# A characterization of inner product spaces ?

Let $X$ be a normed linear space over $\mathbb C$ such that $||x-y|| \ge \dfrac 12 (||x||+||y||)\bigg|\bigg| \dfrac x{||x||}- \dfrac y {||y||} \bigg|\bigg| , \forall 0\ne x, y \in X$ , then is it true that the norm on $X$ comes from an inner-product ? ( I can show that for a complex inner-product space , the inequality is true ) If not true in general , what if we moreover assume $X$ is Banach or finite dimensional ?
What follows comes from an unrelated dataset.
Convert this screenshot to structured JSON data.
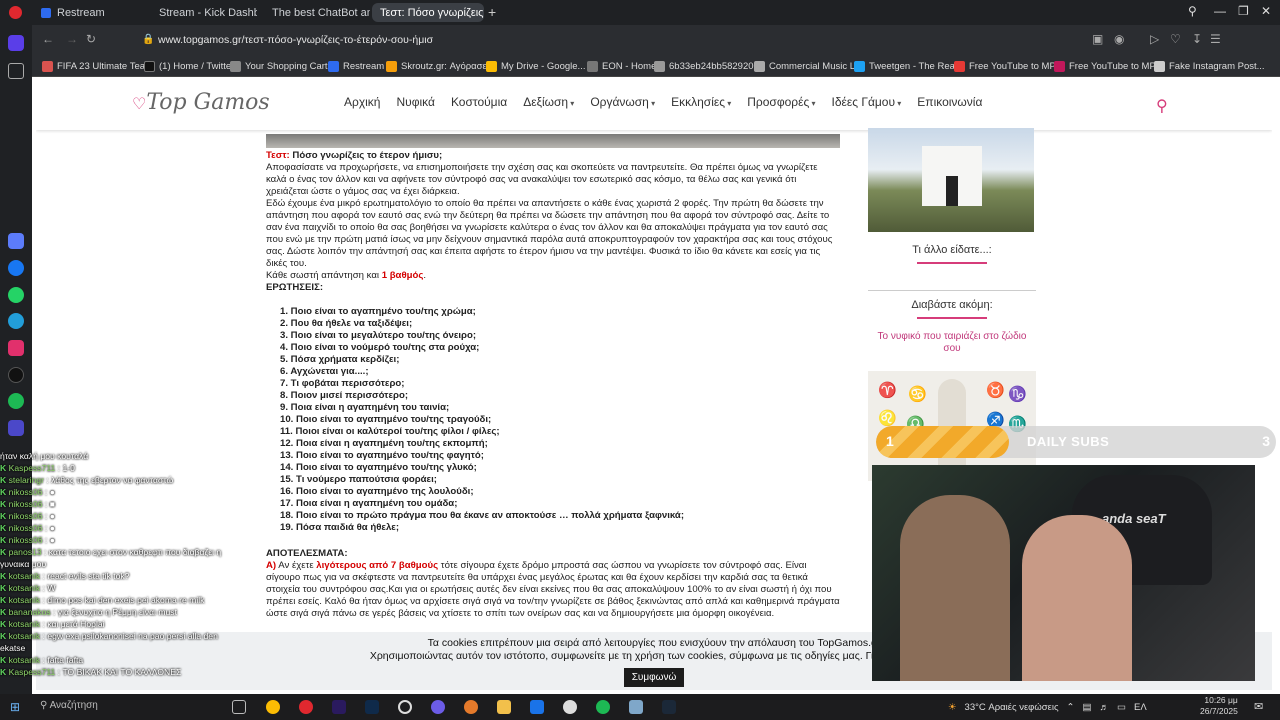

• IIRC, a norm comes from an inner product if and only if it satisfies the parallelogram law $\lVert x + y \rVert^2 + \lVert x + iy \rVert^2 + \lVert x - y \rVert^2 + \lVert x - iy \rVert^2 = 4 (\lVert x \rVert^2 + \lVert y \rVert^2)$, and in that case the inner product formula is found from the polarization identity $\langle x, y \rangle = \frac{1}{4} (\lVert x + y \rVert^2 - i \lVert x+iy \rVert^2 - \lVert x-y \rVert^2 + i \lVert x-iy \rVert^2)$. Oct 11 '17 at 16:59
• @DanielSchepler : I know that ... but how does that help here ?
– user
Oct 11 '17 at 17:07
• The two-dimensional case is the general case, because having an inner product is determined by 2D subspaces (via the parallelogram law). My impression is that the statement is true.
– user357151
Oct 12 '17 at 2:44
• wouldn't the space $\mathbb{C}^2$ with the norm $||(x, y)|| = |x| + |y|$ satisfy that? Oct 13 '17 at 20:40
• @ПетяНарышкин No. The vectors $a=(0,1)$ and $b=(1,1)$ have $\|a-b\|=1$, compared to $\frac12(\|a\|+\||b\|)\|(0,1)-(1/2,1/2)\| = 3/2$.
– user357151
Oct 14 '17 at 2:36

• To be precise, the one-page note of Kirk and Smiley doesn't prove much; they observe that the condition (trivially) implies $\|tx-t^{-1}y\|\ge \|x-y\|$ for all unit vectors $x,y$ and all $t>0$. And the latter was shown to characterize inner product spaces by E. R. Lorch: "Certain Implications Which Characterize Hilbert Space", Annals of Mathematics, Vol. 49, No. 3 (Jul., 1948), pp. 523-532. If I manage to extract a not-too-boring proof of the latter, I'll post it as an answer.